Listed entries below:

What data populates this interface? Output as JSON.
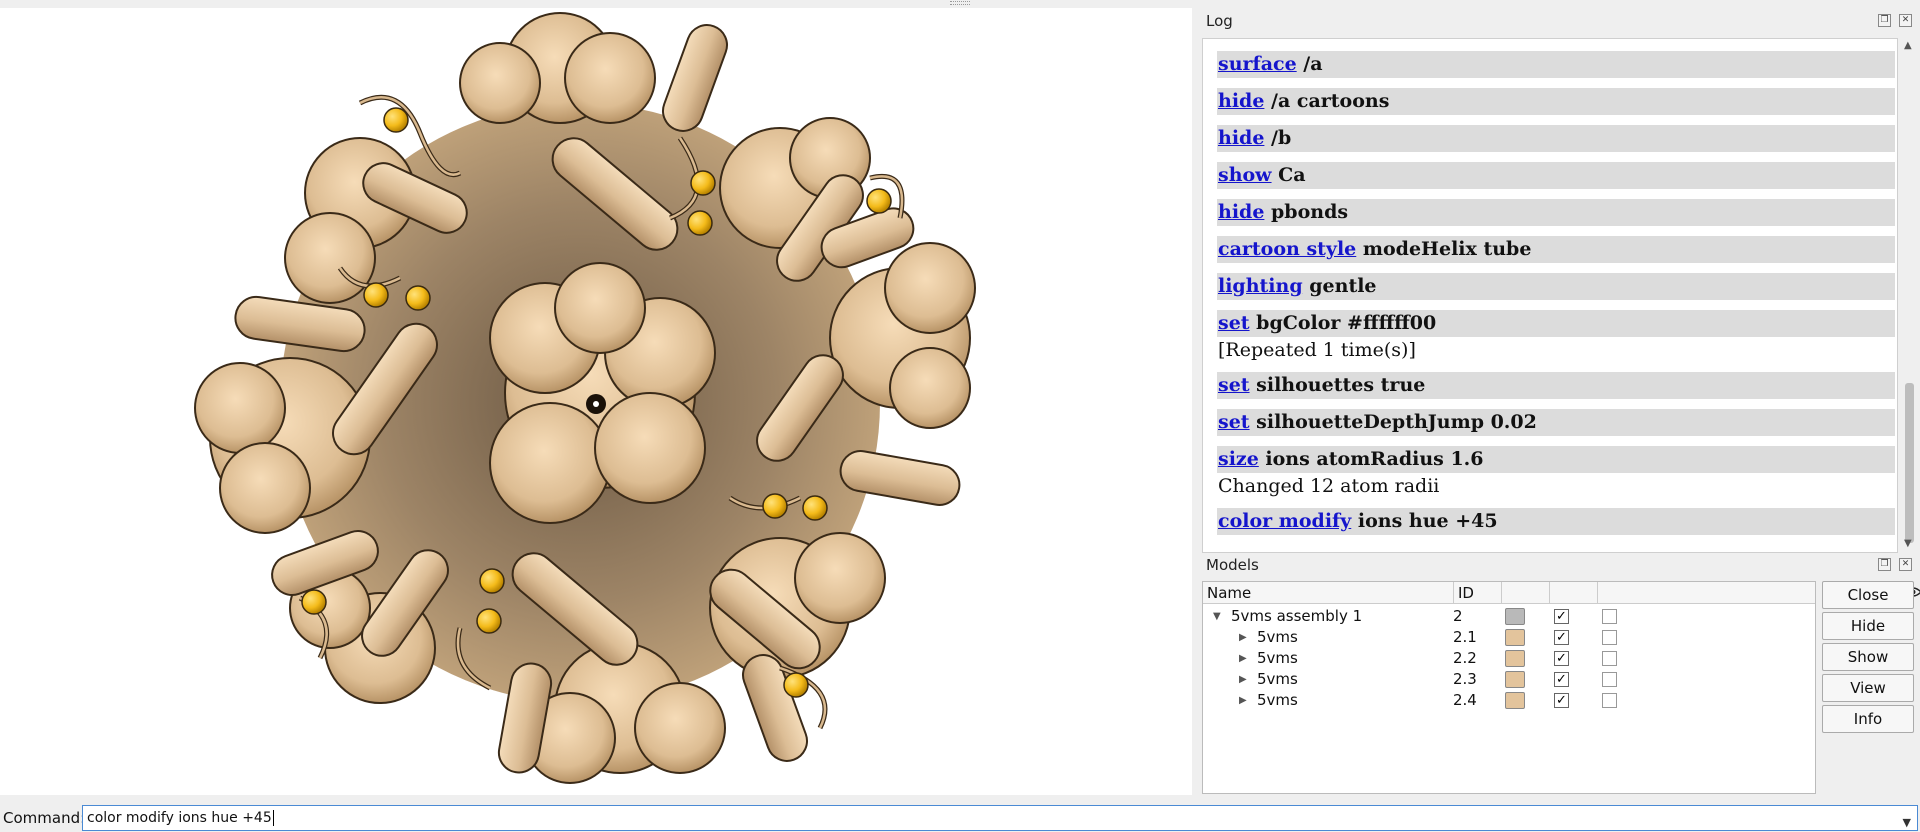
{
  "log": {
    "title": "Log",
    "entries": [
      {
        "cmd": "surface",
        "args": " /a"
      },
      {
        "cmd": "hide",
        "args": " /a cartoons"
      },
      {
        "cmd": "hide",
        "args": " /b"
      },
      {
        "cmd": "show",
        "args": " Ca"
      },
      {
        "cmd": "hide",
        "args": " pbonds"
      },
      {
        "cmd": "cartoon style",
        "args": " modeHelix tube"
      },
      {
        "cmd": "lighting",
        "args": " gentle"
      },
      {
        "cmd": "set",
        "args": " bgColor #ffffff00"
      },
      {
        "cmd": "set",
        "args": " silhouettes true"
      },
      {
        "cmd": "set",
        "args": " silhouetteDepthJump 0.02"
      },
      {
        "cmd": "size",
        "args": " ions atomRadius 1.6"
      },
      {
        "cmd": "color modify",
        "args": " ions hue +45"
      }
    ],
    "repeated_note": "[Repeated 1 time(s)]",
    "changed_note": "Changed 12 atom radii"
  },
  "models": {
    "title": "Models",
    "columns": {
      "name": "Name",
      "id": "ID"
    },
    "rows": [
      {
        "name": "5vms assembly 1",
        "id": "2",
        "color": "#b9b9b9",
        "shown": "✓"
      },
      {
        "name": "5vms",
        "id": "2.1",
        "color": "#e3c49c",
        "shown": "✓"
      },
      {
        "name": "5vms",
        "id": "2.2",
        "color": "#e3c49c",
        "shown": "✓"
      },
      {
        "name": "5vms",
        "id": "2.3",
        "color": "#e3c49c",
        "shown": "✓"
      },
      {
        "name": "5vms",
        "id": "2.4",
        "color": "#e3c49c",
        "shown": "✓"
      }
    ],
    "buttons": [
      "Close",
      "Hide",
      "Show",
      "View",
      "Info"
    ]
  },
  "command": {
    "label": "Command:",
    "value": "color modify ions hue +45"
  },
  "colors": {
    "protein": "#e3c49c",
    "ion": "#f4bb1a",
    "link": "#1515cc"
  }
}
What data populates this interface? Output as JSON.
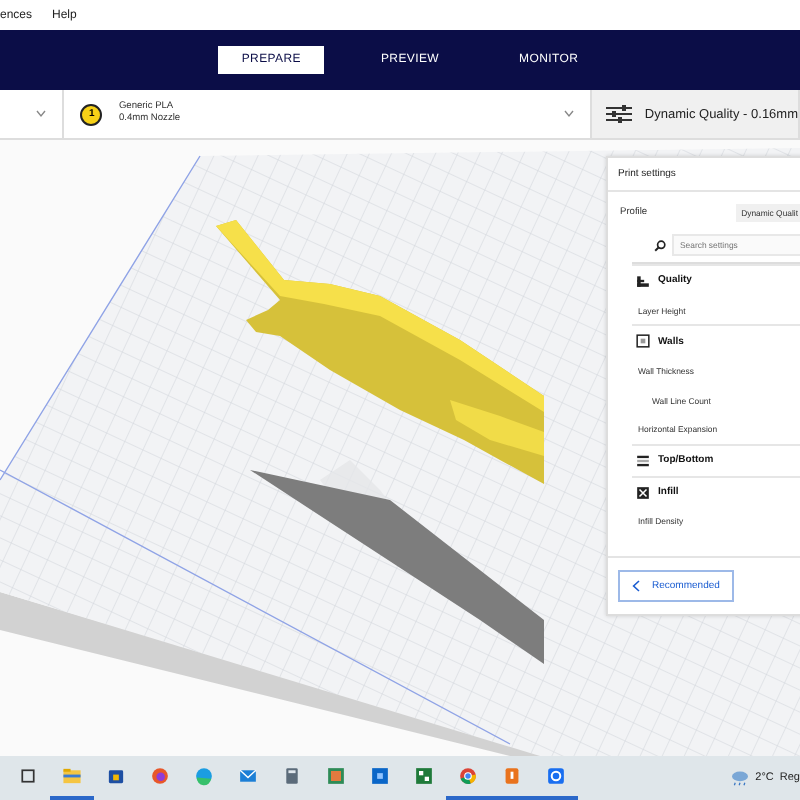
{
  "menu": [
    "ences",
    "Help"
  ],
  "tabs": [
    {
      "label": "PREPARE",
      "selected": true
    },
    {
      "label": "PREVIEW",
      "selected": false
    },
    {
      "label": "MONITOR",
      "selected": false
    }
  ],
  "toolbar": {
    "extruder_number": "1",
    "material": "Generic PLA",
    "nozzle": "0.4mm Nozzle",
    "quality": "Dynamic Quality - 0.16mm"
  },
  "print_settings": {
    "title": "Print settings",
    "profile_label": "Profile",
    "profile_value": "Dynamic Qualit",
    "search": {
      "placeholder": "Search settings"
    },
    "items": [
      {
        "kind": "category",
        "label": "Quality"
      },
      {
        "kind": "setting",
        "label": "Layer Height"
      },
      {
        "kind": "category",
        "label": "Walls"
      },
      {
        "kind": "setting",
        "label": "Wall Thickness",
        "children": [
          {
            "kind": "setting",
            "label": "Wall Line Count"
          }
        ]
      },
      {
        "kind": "setting",
        "label": "Horizontal Expansion"
      },
      {
        "kind": "category",
        "label": "Top/Bottom"
      },
      {
        "kind": "category",
        "label": "Infill"
      },
      {
        "kind": "setting",
        "label": "Infill Density"
      }
    ],
    "button": "Recommended"
  },
  "taskbar": {
    "apps": [
      {
        "kind": "taskview",
        "active": false
      },
      {
        "kind": "folder",
        "active": true
      },
      {
        "kind": "store",
        "active": false
      },
      {
        "kind": "firefox",
        "active": false
      },
      {
        "kind": "edge",
        "active": false
      },
      {
        "kind": "mail",
        "active": false
      },
      {
        "kind": "calculator",
        "active": false
      },
      {
        "kind": "photos",
        "active": false
      },
      {
        "kind": "blue-app",
        "active": false
      },
      {
        "kind": "green-app",
        "active": false
      },
      {
        "kind": "chrome",
        "active": true
      },
      {
        "kind": "orange-app",
        "active": true
      },
      {
        "kind": "cura",
        "active": true
      }
    ],
    "temperature": "2°C",
    "weather": "Reg"
  }
}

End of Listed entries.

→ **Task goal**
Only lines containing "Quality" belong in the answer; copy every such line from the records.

→ **The answer**
    "quality": "Dynamic Quality - 0.16mm"
        "label": "Quality"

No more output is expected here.